RECORDS PROVIDED:
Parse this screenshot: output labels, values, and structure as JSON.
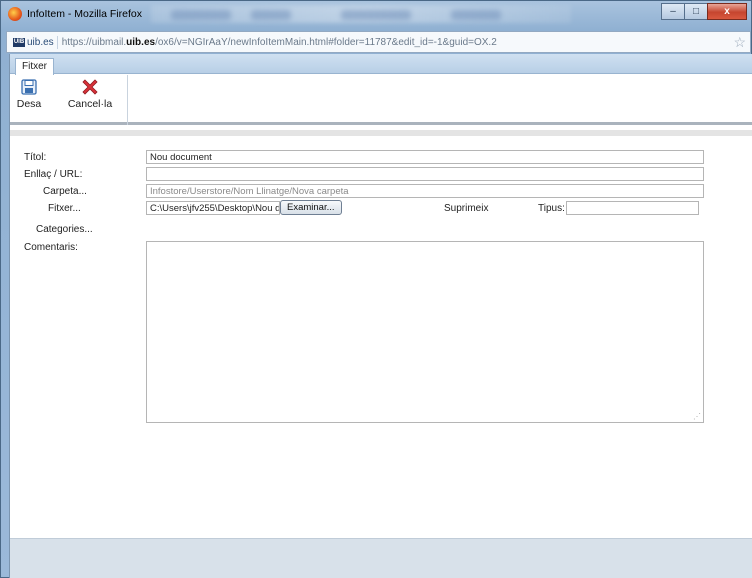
{
  "window": {
    "title": "InfoItem - Mozilla Firefox",
    "close_glyph": "x",
    "minimize_glyph": "–",
    "maximize_glyph": "□"
  },
  "urlbar": {
    "site": "uib.es",
    "site_badge_text": "UIB",
    "url_prefix": "https://uibmail.",
    "url_domain": "uib.es",
    "url_suffix": "/ox6/v=NGIrAaY/newInfoItemMain.html#folder=11787&edit_id=-1&guid=OX.2"
  },
  "tabs": [
    {
      "label": "Fitxer"
    }
  ],
  "toolbar": {
    "save_label": "Desa",
    "cancel_label": "Cancel·la",
    "save_icon": "floppy-disk-icon",
    "cancel_icon": "red-x-icon"
  },
  "form": {
    "title_label": "Títol:",
    "title_value": "Nou document",
    "link_label": "Enllaç / URL:",
    "link_value": "",
    "folder_label": "Carpeta...",
    "folder_value": "Infostore/Userstore/Nom Llinatge/Nova carpeta",
    "file_label": "Fitxer...",
    "file_value": "C:\\Users\\jfv255\\Desktop\\Nou doc",
    "browse_label": "Examinar...",
    "delete_label": "Suprimeix",
    "type_label": "Tipus:",
    "type_value": "",
    "categories_label": "Categories...",
    "comments_label": "Comentaris:",
    "comments_value": ""
  },
  "colors": {
    "accent": "#99b4d0",
    "cancel_red": "#d9323a",
    "save_blue": "#3a6fb0"
  }
}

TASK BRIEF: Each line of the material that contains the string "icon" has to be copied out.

ANSWER BOX:
    "save_icon": "floppy-disk-icon",
    "cancel_icon": "red-x-icon"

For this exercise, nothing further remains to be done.